Kaldas, an expert from the Tahrir Institute for Middle East Policy, stated that this is a blatant case of a nation being forced to sell its public assets. He also expressed concern over Egypt’s financial situation, which he believes is currently unmanageable.

Mena House was originally constructed as a royal hunting lodge, but later transformed into a hotel in 1887. The hotel features a cocktail bar and dining room with a stunning view of the pyramids. The historic section of the hotel is home to luxurious suites, including the room where Winston Churchill stayed during the 1943 Cairo conference, as well as an accurate replica of Egyptian singer Uum Kalthoum’s bedroom.

The hotel’s marble floors, mirrored lobby, and high ceilings served as a grand entrance for guests visiting to witness the strength of Egyptian diplomacy. This was evident when the hotel hosted peace negotiations between Egyptian president Anwar Sadat and Israeli representatives in one of its banquet rooms.

Luis Monreal, the general manager of the Geneva-based Aga Khan Trust for Culture, and a longtime visitor to Mena House, said he hoped the new owners understood that Egypt’s historic hotels have a value beyond the financial. “They’re part of the history of Egypt, tourism that contributed to the integration of Egypt into the wider world,” he said.

The representative for TMG refused to provide a statement regarding the sales of the hotel.

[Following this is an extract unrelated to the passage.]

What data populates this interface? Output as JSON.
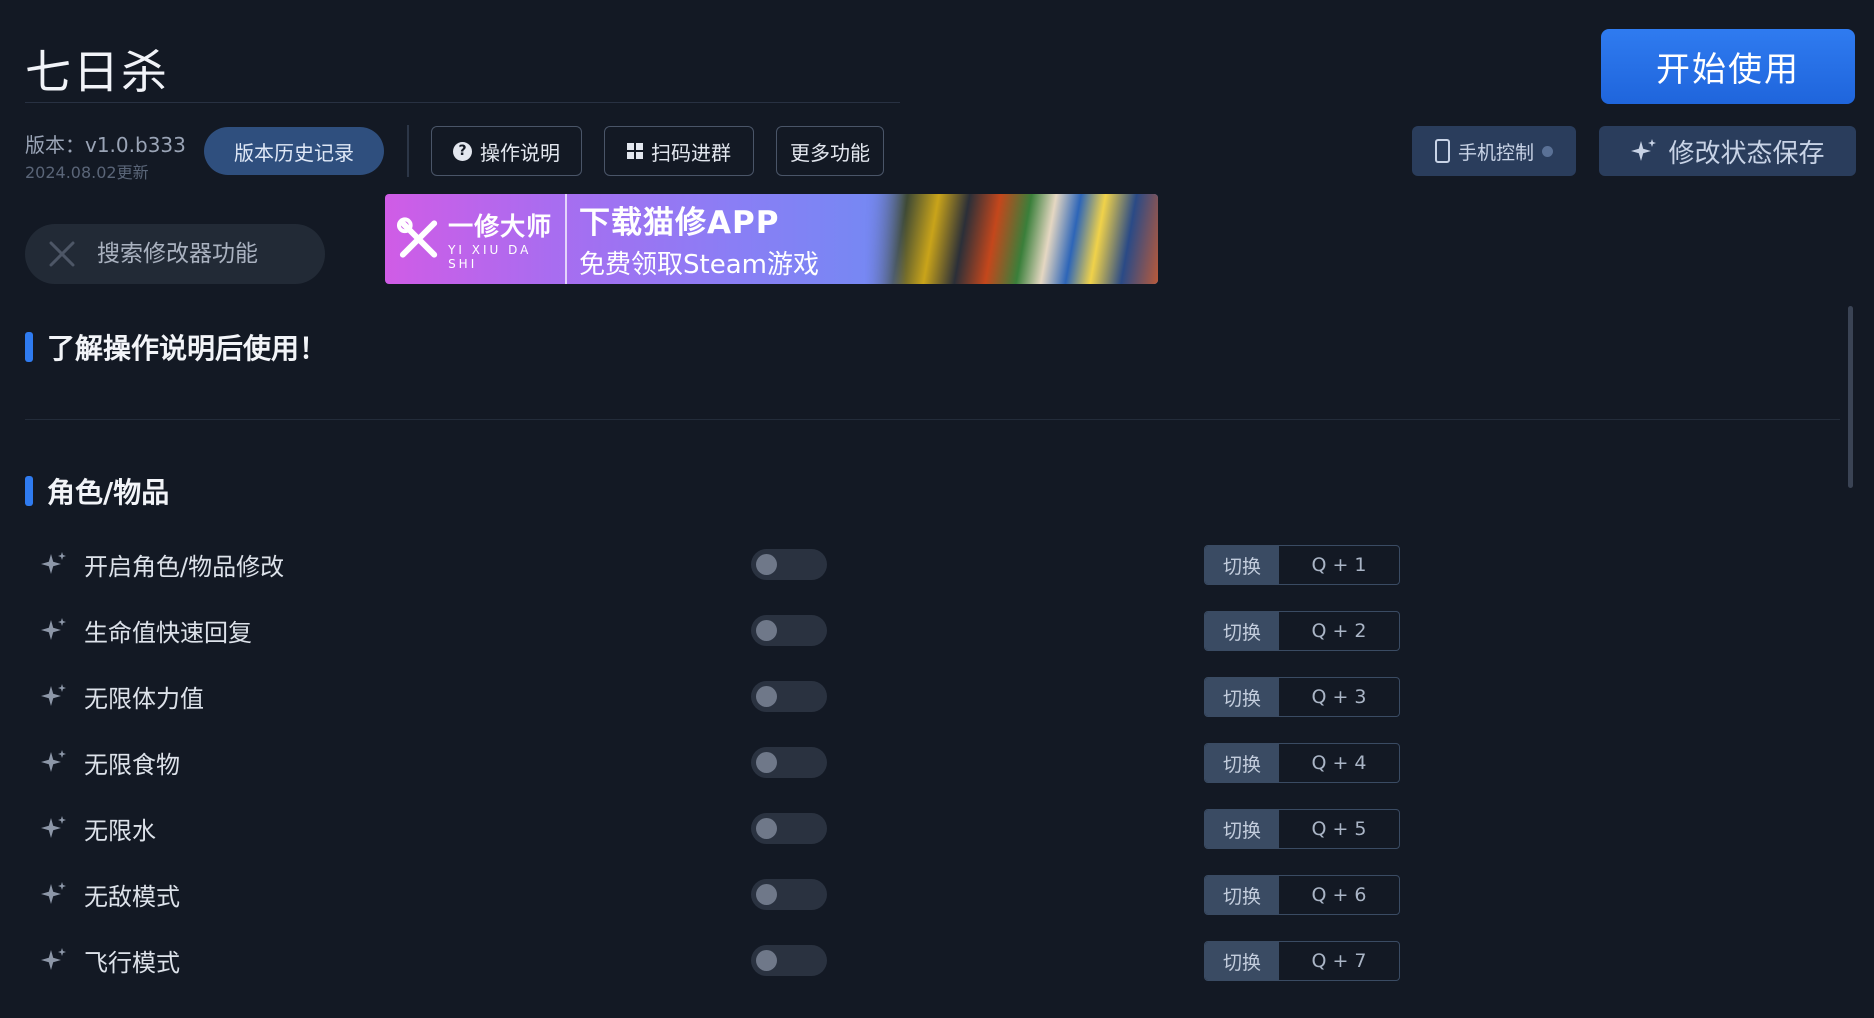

In 2009, Moustafa was found guilty of giving $2 million to a former officer with the intent of murdering Lebanese singer Suzanne Tamim. The murder took place in Tamim’s Dubai residence, where her throat was slit.

Egyptian construction magnate Hisham Talaat Moustafa leaves court after his conviction for murderView image in fullscreen

Moustafa, a member of the upper class in Egypt who is typically exempt from legal consequences, was brought to trial in Cairo, which was viewed as a sign of the Emirates’ frustration over the fact that the killing occurred on their land since Egypt does not deport its citizens.

The trial shocked the Egyptian public in a rare moment of downfall for the country’s super-rich, while the murder plot later inspired the film The Nile Hilton Incident, never screened at Egyptian cinemas under sweeping government censorship. Moustafa defended his innocence from jail, stating in a much-publicised letter that the charges against him were false.

He stated, “My constructed pyramids in the Egyptian economy cannot be influenced by these false statements.”

Although his remarks were heavily criticized initially, they ended up being accurate predictions. Moustafa was given a 15-year prison sentence after a new trial, but only served half of it before being pardoned by Sisi. Surprisingly, his previous conviction did not hinder his new job as a mediator for Emirati investments in the Egyptian economy.

Representatives from ADQ and Adnec did not reply to inquiries about the agreement or the importance of Emirati wealth funds choosing to conduct transactions with Moustafa.

The Sofitel and Steigenberger hotel chains did not provide a statement. However, a representative from Marriott, which manages the Mena House, reassured that operations and employees are unaffected by the transaction.

Kaldas noted that selling hotels will ultimately be detrimental to the state’s goal of raising funds. This is because the much-needed foreign currency generated by hotels will now be directed elsewhere.

The Old Cataract hotel in Aswan.View image in fullscreen

The government of Egypt received a boost of $800 million, which may seem positive at first, but it is actually a continuous loss of income from these resources. This is only a temporary solution and ultimately wasting money on an unsustainable economic system, hindered by maintaining a greedy network of supporters that harms the public’s well-being,” he stated.

According to him, this action does not effectively improve the economy, it simply postpones the issue – Egypt has a debt of $30 billion to pay within the next year.

A journalist from Cairo contributed to this article.